2.4       The number of children living at home with their parents whilst remaining subject to a legal order to ESCC, has decreased from 33 to 30. Planning for placements of this type is always monitored rigorously to mitigate any risk factors, and authorisation is given at a senior level.


2.5       At the end of June, the number of children living in regulated residential children’s homes increased dramatically from 92 to 113, a total increase of 21 since the last quarter alone. 21 of these children were living in ESCC run children’s homes, and 92 were placed in external residential homes. This steep increase in children living in independent children’s homes was due largely to the lack of fostering placements either in-house or in the independent sector both locally and nationally. The financial consequence of the lack of fostering provision and the high cost of external residential provision is significant for Children’s Services and the local authority.  


2.6       At the end of June there were 2 ESCC children placed in external Secure Units.


2.7       At the end of June there were no children remanded into youth detention accommodation.


2.8    ESCC fully participates in the National Transfer Scheme (NTS) for Unaccompanied

Asylum-Seeking Children. The number of young people seeking asylum was 71 at the

end of June. In addition, there were 109 Asylum Seeking young people who were Care

Leavers during this period. It is anticipated that this figure will potentially see further increases when the adult dispersal accommodation is opened in Bexhill this autumn. Experience to date has shown that approximately 10% of adult asylum seekers in hotels, present as children requiring age assessments.  


2.9       The number of children subject to Child Arrangement/Residence Orders remained the same at 342 and those children subject to a Special Guardianship Order decreased by 3 to 475.


2.10     There were no complaints from Looked After Children during this period. 


3.         Conclusion


3.1       The Looked After Children’s system has continued to be very pressurised during this period with rising numbers of children coming into care, and the national and local shortage of care placements. It is to the credit of the fostering placement service that ESCC has been able to find suitable regulated placements for the vast majority of our Looked After Children.

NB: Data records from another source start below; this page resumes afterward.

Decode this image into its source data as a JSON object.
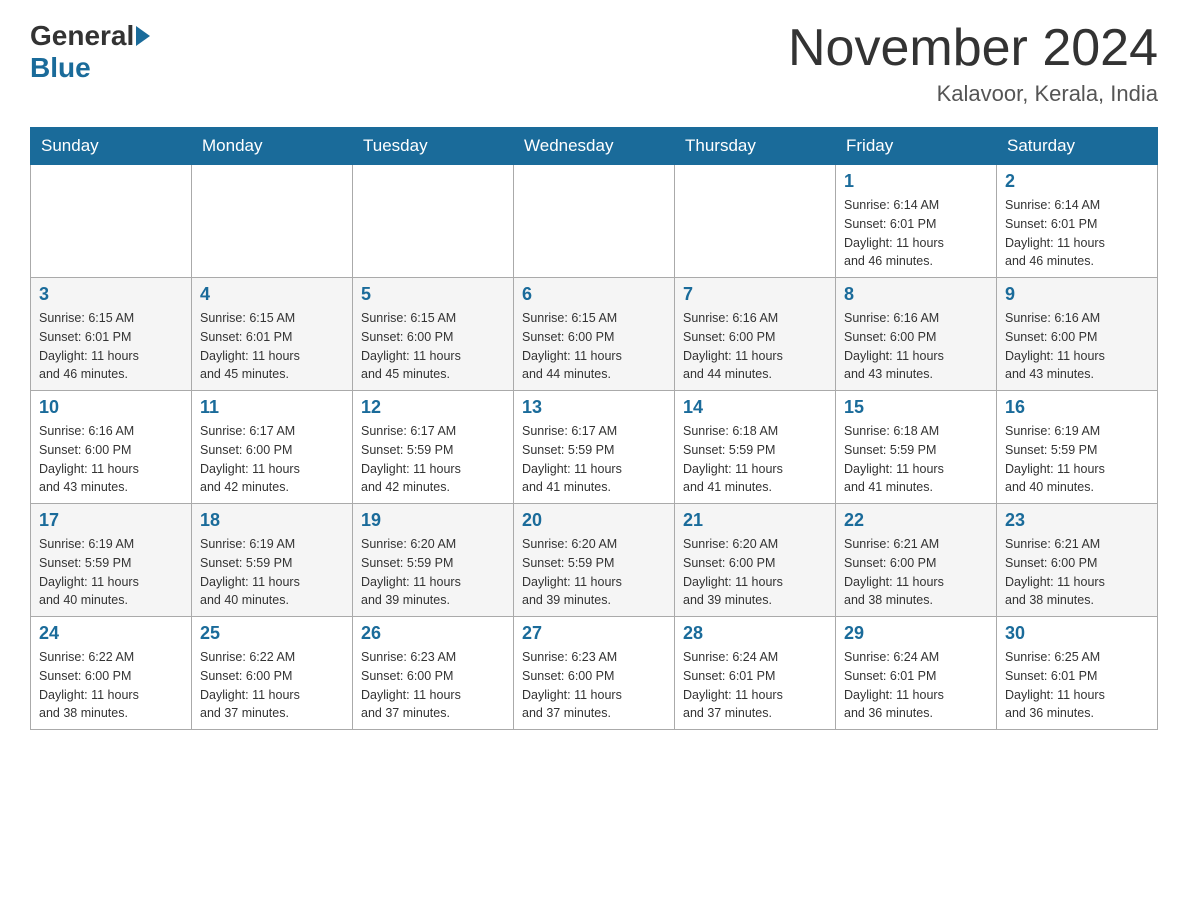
{
  "header": {
    "logo_general": "General",
    "logo_blue": "Blue",
    "month_title": "November 2024",
    "location": "Kalavoor, Kerala, India"
  },
  "weekdays": [
    "Sunday",
    "Monday",
    "Tuesday",
    "Wednesday",
    "Thursday",
    "Friday",
    "Saturday"
  ],
  "weeks": [
    [
      {
        "day": "",
        "info": ""
      },
      {
        "day": "",
        "info": ""
      },
      {
        "day": "",
        "info": ""
      },
      {
        "day": "",
        "info": ""
      },
      {
        "day": "",
        "info": ""
      },
      {
        "day": "1",
        "info": "Sunrise: 6:14 AM\nSunset: 6:01 PM\nDaylight: 11 hours\nand 46 minutes."
      },
      {
        "day": "2",
        "info": "Sunrise: 6:14 AM\nSunset: 6:01 PM\nDaylight: 11 hours\nand 46 minutes."
      }
    ],
    [
      {
        "day": "3",
        "info": "Sunrise: 6:15 AM\nSunset: 6:01 PM\nDaylight: 11 hours\nand 46 minutes."
      },
      {
        "day": "4",
        "info": "Sunrise: 6:15 AM\nSunset: 6:01 PM\nDaylight: 11 hours\nand 45 minutes."
      },
      {
        "day": "5",
        "info": "Sunrise: 6:15 AM\nSunset: 6:00 PM\nDaylight: 11 hours\nand 45 minutes."
      },
      {
        "day": "6",
        "info": "Sunrise: 6:15 AM\nSunset: 6:00 PM\nDaylight: 11 hours\nand 44 minutes."
      },
      {
        "day": "7",
        "info": "Sunrise: 6:16 AM\nSunset: 6:00 PM\nDaylight: 11 hours\nand 44 minutes."
      },
      {
        "day": "8",
        "info": "Sunrise: 6:16 AM\nSunset: 6:00 PM\nDaylight: 11 hours\nand 43 minutes."
      },
      {
        "day": "9",
        "info": "Sunrise: 6:16 AM\nSunset: 6:00 PM\nDaylight: 11 hours\nand 43 minutes."
      }
    ],
    [
      {
        "day": "10",
        "info": "Sunrise: 6:16 AM\nSunset: 6:00 PM\nDaylight: 11 hours\nand 43 minutes."
      },
      {
        "day": "11",
        "info": "Sunrise: 6:17 AM\nSunset: 6:00 PM\nDaylight: 11 hours\nand 42 minutes."
      },
      {
        "day": "12",
        "info": "Sunrise: 6:17 AM\nSunset: 5:59 PM\nDaylight: 11 hours\nand 42 minutes."
      },
      {
        "day": "13",
        "info": "Sunrise: 6:17 AM\nSunset: 5:59 PM\nDaylight: 11 hours\nand 41 minutes."
      },
      {
        "day": "14",
        "info": "Sunrise: 6:18 AM\nSunset: 5:59 PM\nDaylight: 11 hours\nand 41 minutes."
      },
      {
        "day": "15",
        "info": "Sunrise: 6:18 AM\nSunset: 5:59 PM\nDaylight: 11 hours\nand 41 minutes."
      },
      {
        "day": "16",
        "info": "Sunrise: 6:19 AM\nSunset: 5:59 PM\nDaylight: 11 hours\nand 40 minutes."
      }
    ],
    [
      {
        "day": "17",
        "info": "Sunrise: 6:19 AM\nSunset: 5:59 PM\nDaylight: 11 hours\nand 40 minutes."
      },
      {
        "day": "18",
        "info": "Sunrise: 6:19 AM\nSunset: 5:59 PM\nDaylight: 11 hours\nand 40 minutes."
      },
      {
        "day": "19",
        "info": "Sunrise: 6:20 AM\nSunset: 5:59 PM\nDaylight: 11 hours\nand 39 minutes."
      },
      {
        "day": "20",
        "info": "Sunrise: 6:20 AM\nSunset: 5:59 PM\nDaylight: 11 hours\nand 39 minutes."
      },
      {
        "day": "21",
        "info": "Sunrise: 6:20 AM\nSunset: 6:00 PM\nDaylight: 11 hours\nand 39 minutes."
      },
      {
        "day": "22",
        "info": "Sunrise: 6:21 AM\nSunset: 6:00 PM\nDaylight: 11 hours\nand 38 minutes."
      },
      {
        "day": "23",
        "info": "Sunrise: 6:21 AM\nSunset: 6:00 PM\nDaylight: 11 hours\nand 38 minutes."
      }
    ],
    [
      {
        "day": "24",
        "info": "Sunrise: 6:22 AM\nSunset: 6:00 PM\nDaylight: 11 hours\nand 38 minutes."
      },
      {
        "day": "25",
        "info": "Sunrise: 6:22 AM\nSunset: 6:00 PM\nDaylight: 11 hours\nand 37 minutes."
      },
      {
        "day": "26",
        "info": "Sunrise: 6:23 AM\nSunset: 6:00 PM\nDaylight: 11 hours\nand 37 minutes."
      },
      {
        "day": "27",
        "info": "Sunrise: 6:23 AM\nSunset: 6:00 PM\nDaylight: 11 hours\nand 37 minutes."
      },
      {
        "day": "28",
        "info": "Sunrise: 6:24 AM\nSunset: 6:01 PM\nDaylight: 11 hours\nand 37 minutes."
      },
      {
        "day": "29",
        "info": "Sunrise: 6:24 AM\nSunset: 6:01 PM\nDaylight: 11 hours\nand 36 minutes."
      },
      {
        "day": "30",
        "info": "Sunrise: 6:25 AM\nSunset: 6:01 PM\nDaylight: 11 hours\nand 36 minutes."
      }
    ]
  ]
}
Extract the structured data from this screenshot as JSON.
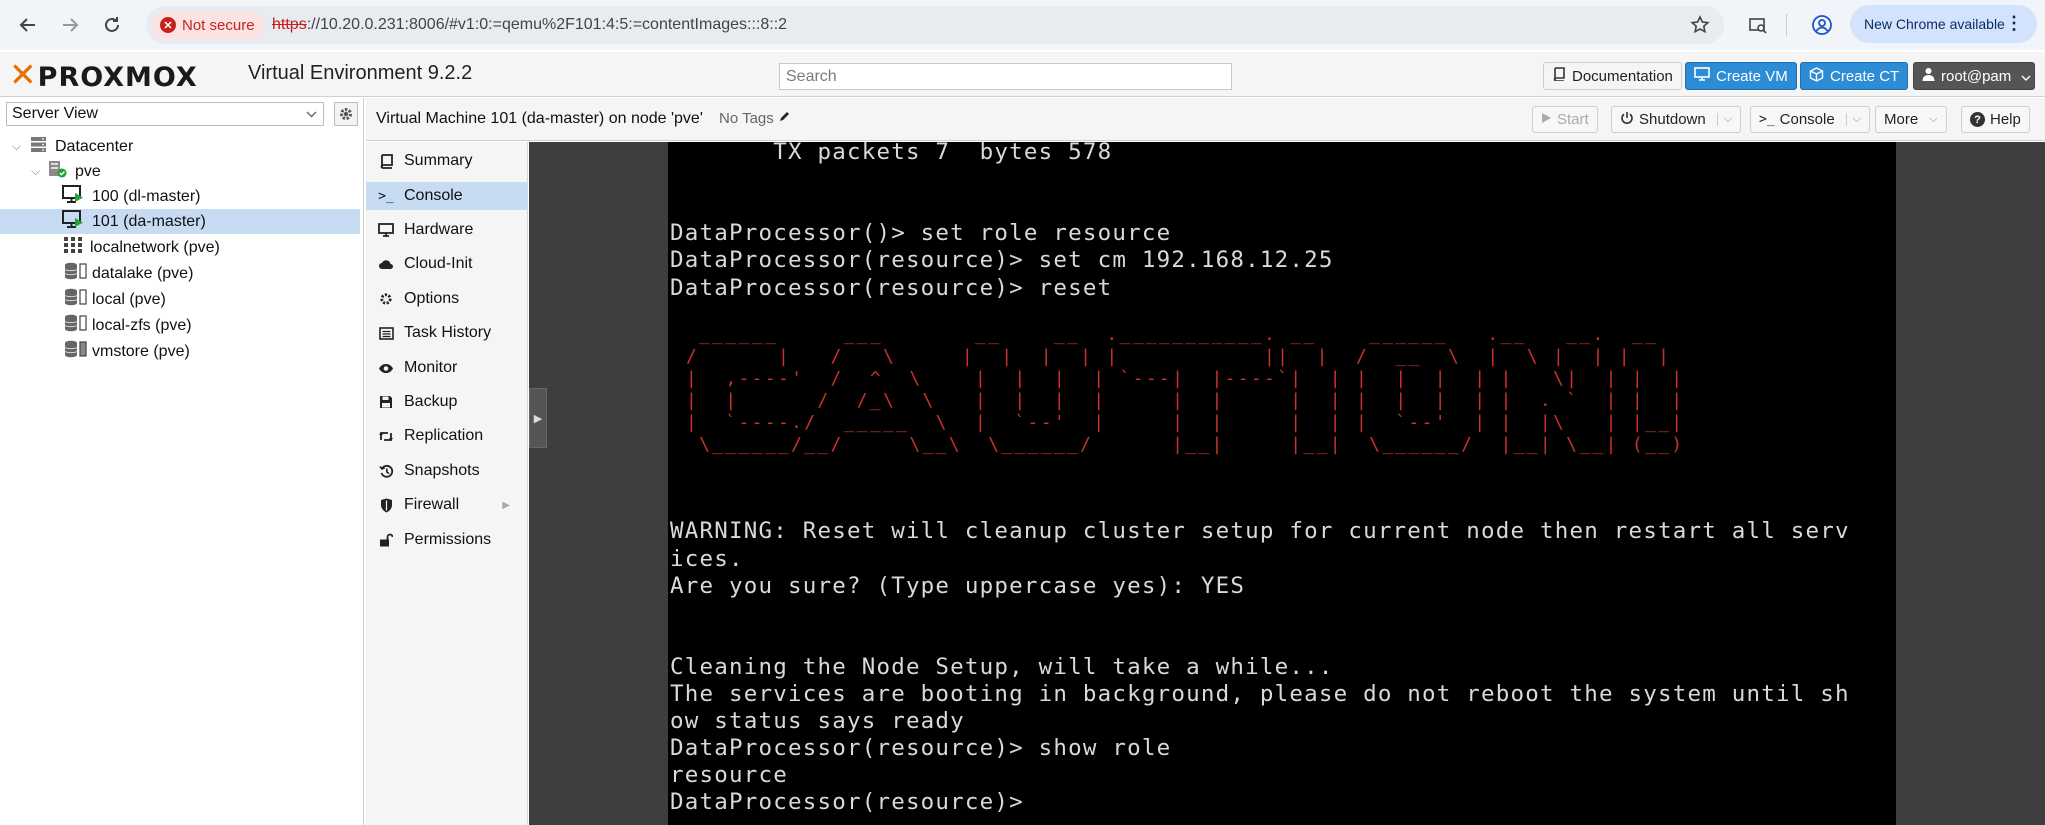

Nonetheless, the increase in children being placed in agency residential provision is creating a significant financial pressure for the council.








Director of Children’s Services


Contact Officer: Kathy Marriott

Tel: 01273 481274




Local Members